Now, Vancouverites looking to float through the skies in a tiny basket will have to travel as far as Kelowna to the nearest hot air balloon business.
Okanagan Ballooning owner John Klempner says that Sundance Balloons likely closed due to costs. The franchise consolidated all of its B.C. pilots to Alberta where it runs several offices, plus they have locations in Saskatchewan and Ontario.
He also blames obstacles to getting new pilots as many of the old guard are aging out.
"Young guys are going for jet engines," he tells V.I.A. over the phone. "There's more money to be made there."
Ballooning, in its infancy, began as a hobby, albeit an expensive one. Now you can make a modest living at it, says Klempner, but the cost of insurance, equipment, training, and licensing adds up and, as we all know, Vancouver is an expensive place to live.
Why you won't see hot air balloons over Metro Vancouver
"Balloons like wide open areas," says Klempner.
The vessels are considered aircraft and are federally regulated by Transport Canada which has rules about landing spots in proximity to airports and other infrastructure.
More big airports nearby mean it's harder to fly and there are fewer landing spots, which automatically means that Vancouver and Abbotsford are out, and Klempner admits he's concerned for the future of the business in Kelowna because of the increase in development and inevitable airport expansion.
"In five years I don't foresee any ballooning in Kelowna anymore," he says.
There is another way that people can experience hot air balloons in urban areas, however. Tethered rides can be done almost anywhere, according to Klempner. All you need is 200 x 200 feet of tether tied to four vehicles.
In fact, Klempner's company just had a tethered hot air balloon at the Abbotsford tulip festival.

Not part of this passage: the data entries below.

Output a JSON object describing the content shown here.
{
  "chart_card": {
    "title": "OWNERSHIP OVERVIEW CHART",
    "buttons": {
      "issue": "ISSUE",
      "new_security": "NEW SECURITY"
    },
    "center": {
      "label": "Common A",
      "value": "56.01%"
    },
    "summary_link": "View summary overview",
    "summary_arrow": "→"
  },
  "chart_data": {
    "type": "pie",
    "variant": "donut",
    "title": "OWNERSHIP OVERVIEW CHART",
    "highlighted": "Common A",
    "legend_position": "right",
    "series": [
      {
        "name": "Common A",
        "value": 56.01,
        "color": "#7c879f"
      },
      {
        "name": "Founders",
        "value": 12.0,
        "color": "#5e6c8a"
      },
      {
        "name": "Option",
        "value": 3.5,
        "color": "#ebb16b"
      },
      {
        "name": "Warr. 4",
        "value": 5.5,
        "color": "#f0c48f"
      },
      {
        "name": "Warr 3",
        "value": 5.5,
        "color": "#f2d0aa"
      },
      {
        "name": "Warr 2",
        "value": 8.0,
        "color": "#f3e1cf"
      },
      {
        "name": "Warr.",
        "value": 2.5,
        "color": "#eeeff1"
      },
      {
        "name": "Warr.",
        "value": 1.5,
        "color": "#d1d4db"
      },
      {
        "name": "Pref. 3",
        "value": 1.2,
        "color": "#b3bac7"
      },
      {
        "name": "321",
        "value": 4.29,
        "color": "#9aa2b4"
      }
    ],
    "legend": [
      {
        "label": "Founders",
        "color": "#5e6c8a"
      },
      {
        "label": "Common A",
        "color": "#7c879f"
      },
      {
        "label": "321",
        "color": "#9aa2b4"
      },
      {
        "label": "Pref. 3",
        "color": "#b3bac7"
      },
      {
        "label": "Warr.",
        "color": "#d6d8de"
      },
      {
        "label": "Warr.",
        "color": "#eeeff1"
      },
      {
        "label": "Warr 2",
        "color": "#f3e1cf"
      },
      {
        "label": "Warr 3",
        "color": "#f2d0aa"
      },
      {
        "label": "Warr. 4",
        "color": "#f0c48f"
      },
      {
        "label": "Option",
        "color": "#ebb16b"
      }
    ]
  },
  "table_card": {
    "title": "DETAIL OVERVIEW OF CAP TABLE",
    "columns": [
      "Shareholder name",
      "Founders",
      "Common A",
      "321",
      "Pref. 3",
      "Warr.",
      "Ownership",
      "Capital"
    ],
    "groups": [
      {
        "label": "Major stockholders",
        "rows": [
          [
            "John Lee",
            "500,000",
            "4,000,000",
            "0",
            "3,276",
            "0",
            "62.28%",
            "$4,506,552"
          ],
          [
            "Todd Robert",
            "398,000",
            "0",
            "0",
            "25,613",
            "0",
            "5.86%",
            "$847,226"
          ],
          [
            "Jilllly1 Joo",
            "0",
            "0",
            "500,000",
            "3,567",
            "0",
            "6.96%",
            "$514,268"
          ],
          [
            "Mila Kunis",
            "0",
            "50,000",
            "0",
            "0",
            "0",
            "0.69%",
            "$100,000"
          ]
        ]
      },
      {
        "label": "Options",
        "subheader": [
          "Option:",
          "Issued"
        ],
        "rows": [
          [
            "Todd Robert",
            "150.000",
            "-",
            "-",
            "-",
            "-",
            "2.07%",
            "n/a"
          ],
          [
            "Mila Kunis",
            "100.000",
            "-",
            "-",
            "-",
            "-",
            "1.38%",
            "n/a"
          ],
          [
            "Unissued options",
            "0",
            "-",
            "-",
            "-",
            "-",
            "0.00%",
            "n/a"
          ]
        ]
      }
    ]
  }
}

Looking back through the Vancouver Archives, there was a tethered hot air balloon display in Stanley Park in 1986, presumably for Expo '86. We should totally bring that back.